(Data records for software interfaces)
- Opening Delimiter -

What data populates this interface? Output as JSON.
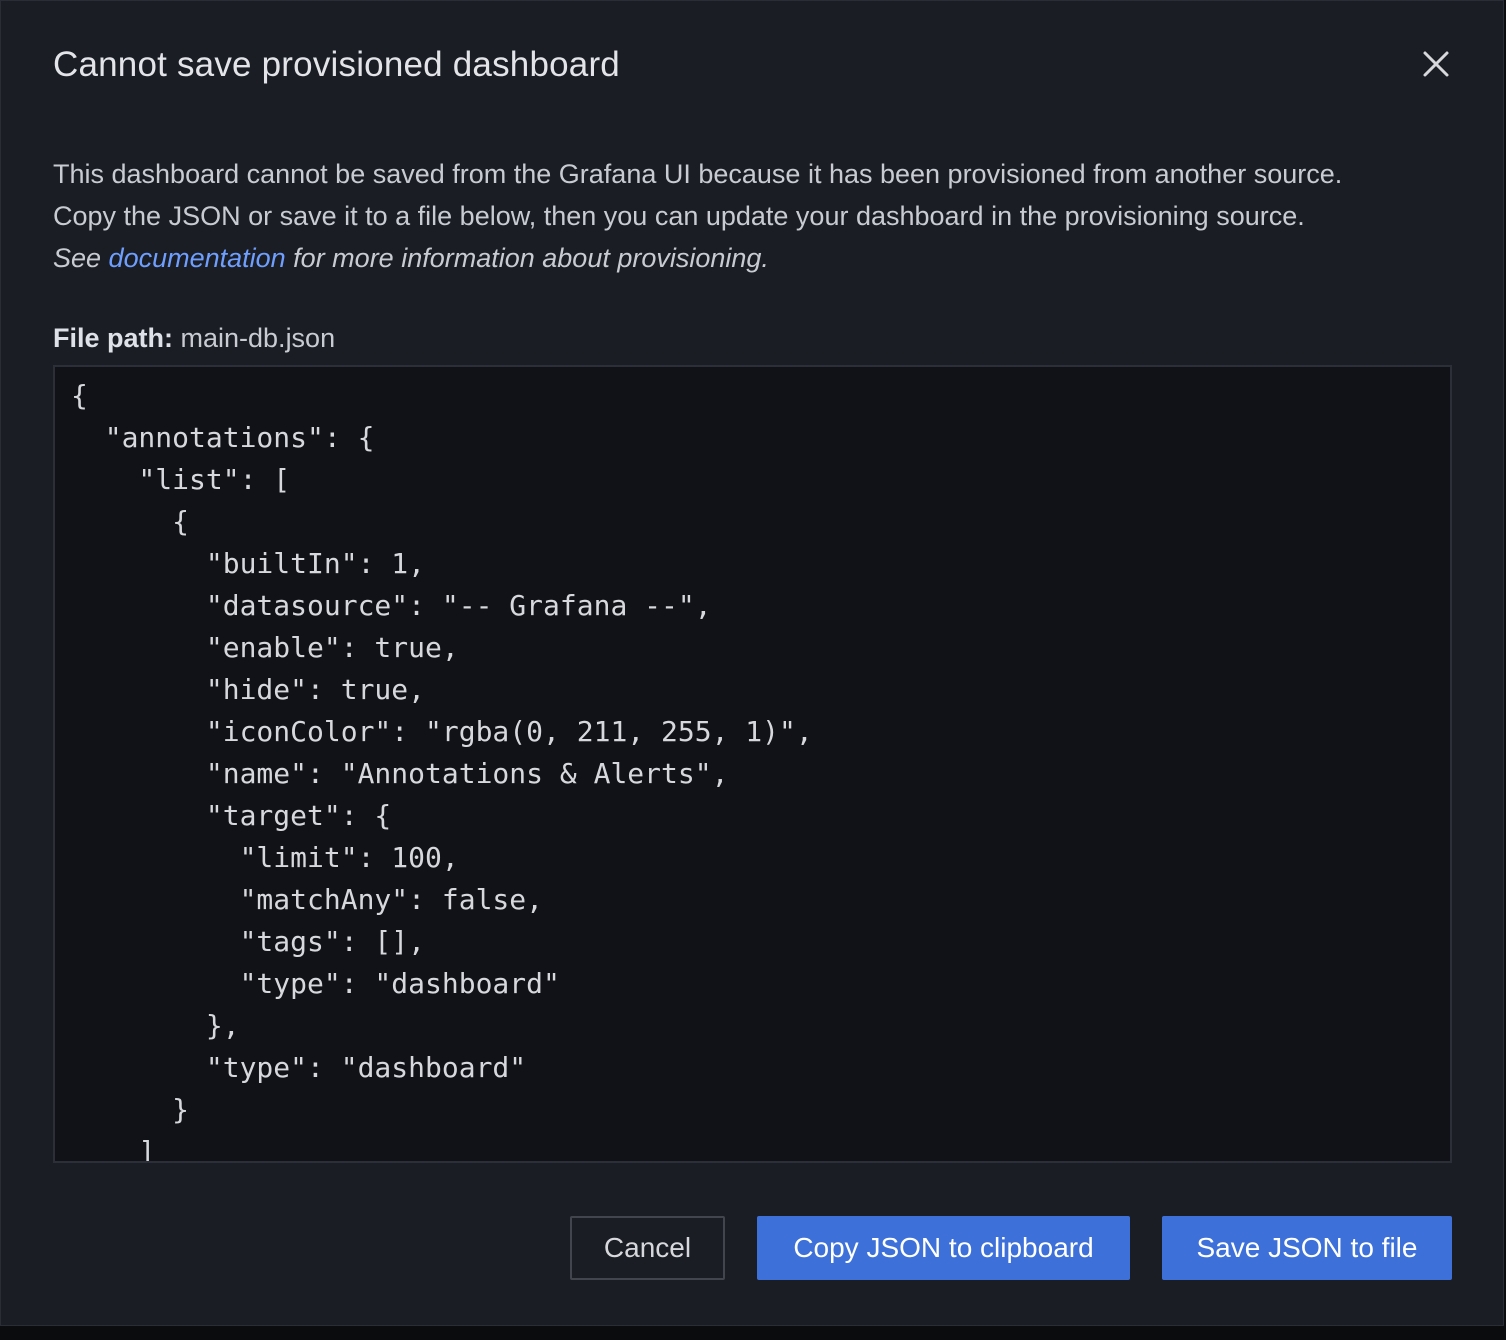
{
  "modal": {
    "title": "Cannot save provisioned dashboard",
    "description": {
      "line1": "This dashboard cannot be saved from the Grafana UI because it has been provisioned from another source.",
      "line2": "Copy the JSON or save it to a file below, then you can update your dashboard in the provisioning source.",
      "line3_prefix": "See ",
      "line3_link": "documentation",
      "line3_suffix": " for more information about provisioning."
    },
    "file_path": {
      "label": "File path:",
      "value": "main-db.json"
    },
    "json_content": "{\n  \"annotations\": {\n    \"list\": [\n      {\n        \"builtIn\": 1,\n        \"datasource\": \"-- Grafana --\",\n        \"enable\": true,\n        \"hide\": true,\n        \"iconColor\": \"rgba(0, 211, 255, 1)\",\n        \"name\": \"Annotations & Alerts\",\n        \"target\": {\n          \"limit\": 100,\n          \"matchAny\": false,\n          \"tags\": [],\n          \"type\": \"dashboard\"\n        },\n        \"type\": \"dashboard\"\n      }\n    ]",
    "buttons": {
      "cancel": "Cancel",
      "copy": "Copy JSON to clipboard",
      "save": "Save JSON to file"
    }
  },
  "colors": {
    "modal_bg": "#1b1d24",
    "code_bg": "#111217",
    "primary": "#3d71d9",
    "link": "#6e9fff"
  },
  "icons": {
    "close": "close-icon"
  }
}
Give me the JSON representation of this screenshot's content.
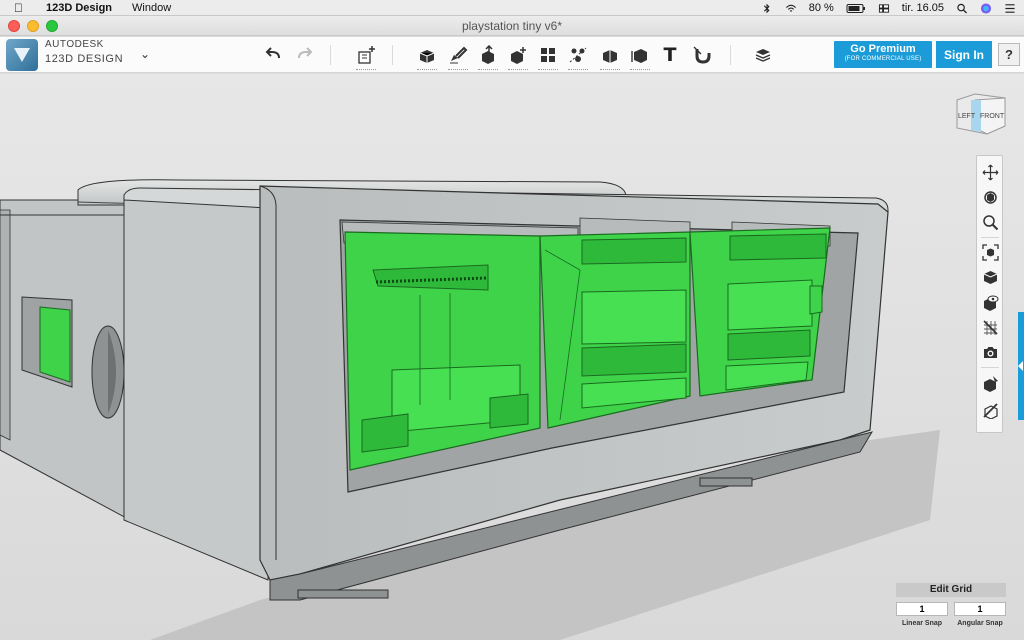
{
  "menubar": {
    "app_name": "123D Design",
    "menu_window": "Window",
    "battery": "80 %",
    "clock": "tir. 16.05"
  },
  "window": {
    "title": "playstation tiny v6*"
  },
  "brand": {
    "line1": "AUTODESK",
    "line2": "123D DESIGN"
  },
  "toolbar": {
    "premium_label": "Go Premium",
    "premium_sub": "(FOR COMMERCIAL USE)",
    "signin_label": "Sign In",
    "help_label": "?",
    "text_tool_glyph": "T"
  },
  "viewcube": {
    "left_label": "LEFT",
    "front_label": "FRONT"
  },
  "edit_grid": {
    "title": "Edit Grid",
    "linear_value": "1",
    "angular_value": "1",
    "linear_label": "Linear Snap",
    "angular_label": "Angular Snap"
  },
  "colors": {
    "accent": "#1b9bd8",
    "selection": "#3fd34a",
    "model": "#c9cccc"
  }
}
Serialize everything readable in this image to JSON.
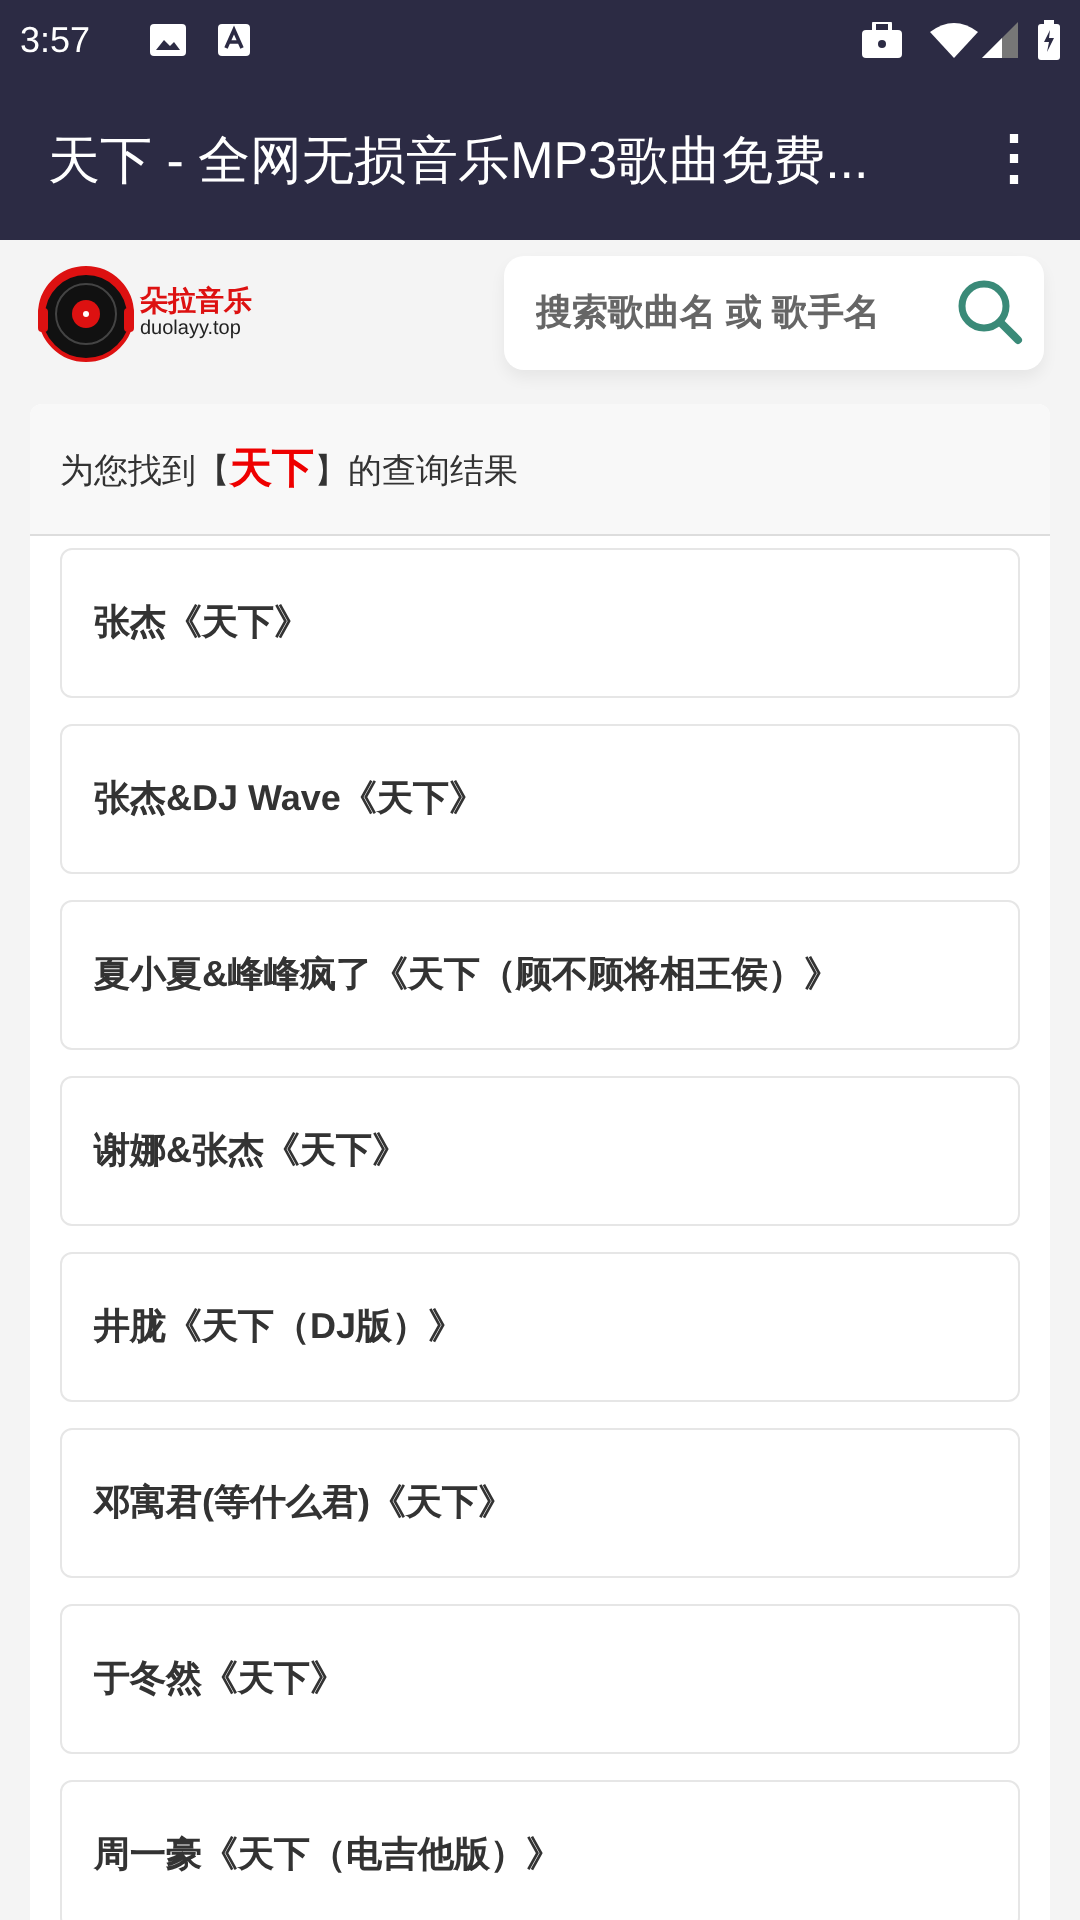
{
  "status_bar": {
    "time": "3:57"
  },
  "app_bar": {
    "title": "天下 - 全网无损音乐MP3歌曲免费...",
    "menu_icon": "⋮"
  },
  "logo": {
    "name": "朵拉音乐",
    "domain": "duolayy.top"
  },
  "search": {
    "placeholder": "搜索歌曲名 或 歌手名"
  },
  "results": {
    "heading": "为您找到【**天下**】的查询结果",
    "items": [
      {
        "title": "张杰《天下》"
      },
      {
        "title": "张杰&DJ Wave《天下》"
      },
      {
        "title": "夏小夏&峰峰疯了《天下（顾不顾将相王侯）》"
      },
      {
        "title": "谢娜&张杰《天下》"
      },
      {
        "title": "井胧《天下（DJ版）》"
      },
      {
        "title": "邓寓君(等什么君)《天下》"
      },
      {
        "title": "于冬然《天下》"
      },
      {
        "title": "周一豪《天下（电吉他版）》"
      }
    ]
  }
}
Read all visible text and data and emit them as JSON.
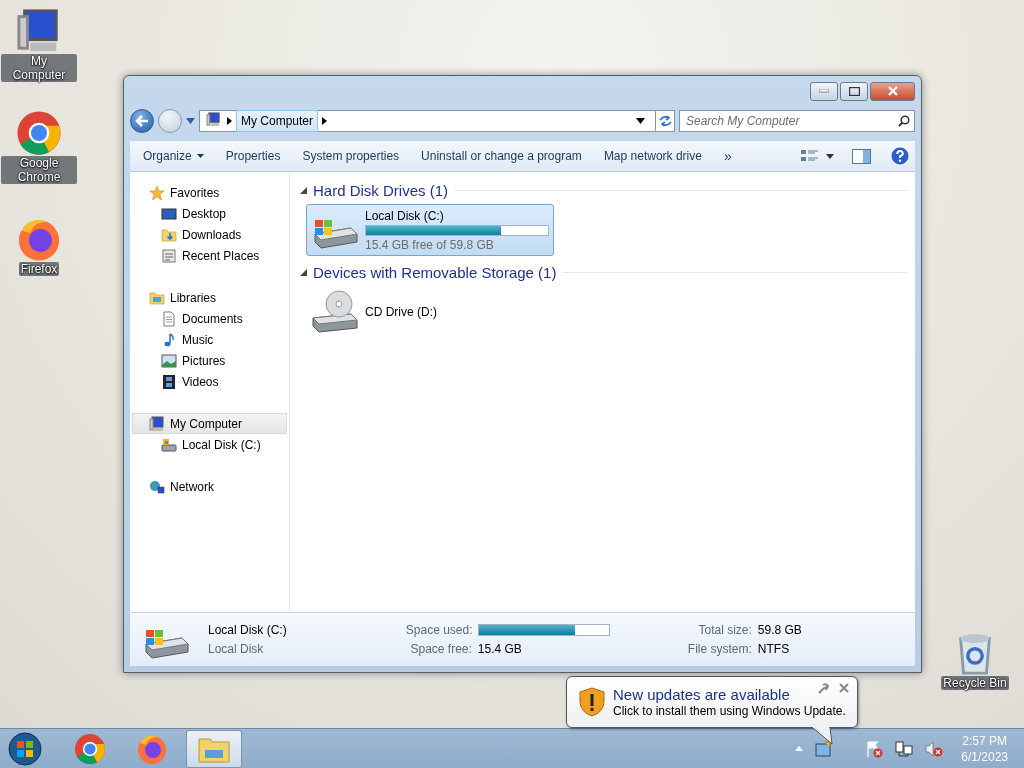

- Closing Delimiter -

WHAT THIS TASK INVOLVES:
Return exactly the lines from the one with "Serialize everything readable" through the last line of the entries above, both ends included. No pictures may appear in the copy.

EXERCISE OUTPUT:
Serialize everything readable in this image to JSON.
{
  "status_bar": {
    "time": "3:57"
  },
  "app_bar": {
    "title": "天下 - 全网无损音乐MP3歌曲免费...",
    "menu_icon": "⋮"
  },
  "logo": {
    "name": "朵拉音乐",
    "domain": "duolayy.top"
  },
  "search": {
    "placeholder": "搜索歌曲名 或 歌手名"
  },
  "results": {
    "heading": "为您找到【**天下**】的查询结果",
    "items": [
      {
        "title": "张杰《天下》"
      },
      {
        "title": "张杰&DJ Wave《天下》"
      },
      {
        "title": "夏小夏&峰峰疯了《天下（顾不顾将相王侯）》"
      },
      {
        "title": "谢娜&张杰《天下》"
      },
      {
        "title": "井胧《天下（DJ版）》"
      },
      {
        "title": "邓寓君(等什么君)《天下》"
      },
      {
        "title": "于冬然《天下》"
      },
      {
        "title": "周一豪《天下（电吉他版）》"
      }
    ]
  }
}
Read all visible text and data and emit them as JSON.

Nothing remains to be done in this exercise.